while the other 29 percent belonged to lacto-ovo-vegetarians who did not
eat fish or meat but still drank milk and ate eggs. 15 percent of
participants sometimes eat meat, including fish.
researchers used a national database to find out how many participants
died counted until December 31, 2009. It turned out that seven people
died (for whatever reason) per 1,000 people who eat meat every year.
Whereas the vegetarian death rate is only 5-6 cases per 1,000
vegetarians per year.
Uniquely, men get the greatest benefit from the plant-based diet.
as reported by Reuters on Wednesday (5/6/2013), Orlich warned that they
can not say if adopting a vegetarian diet will prevent someone from
dying, because there may be other factors that are not measured in this
Then should everyone turn vegetarian? Dr. Robert Baron,
who wrote an editorial for a new study published in JAMA Internal
Medicine, said: "I do not think everyone needs to be a vegetarian but if
they want to, it shows that the effect is positive on health," Baron,
professor of medicine University of California, San Francisco.
not, Baron advises to further limit the use of additional sugars,

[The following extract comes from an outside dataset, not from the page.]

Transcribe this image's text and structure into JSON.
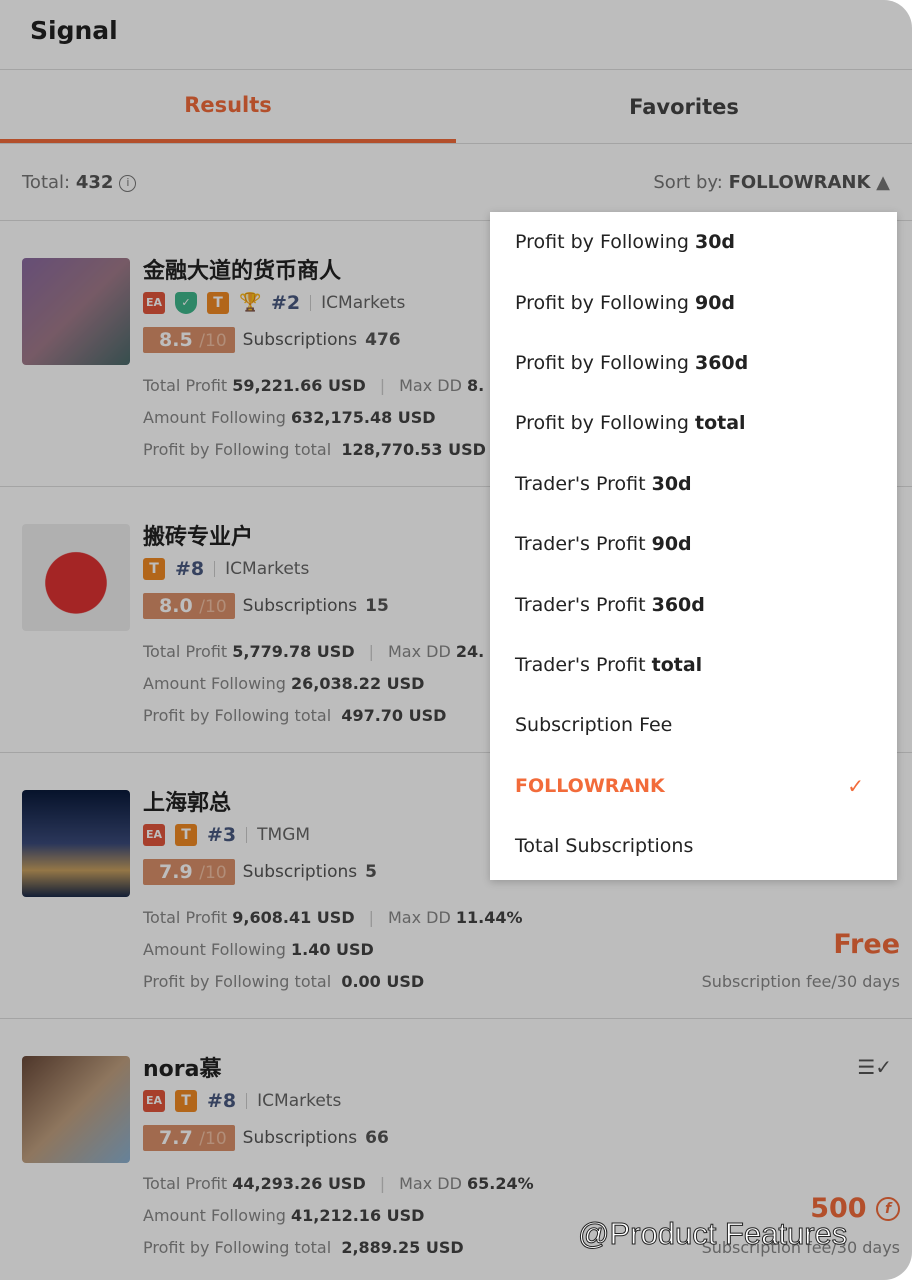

refined grains or processed grains and saturated fats, including
consuming milk, eggs, fish and meat in moderation.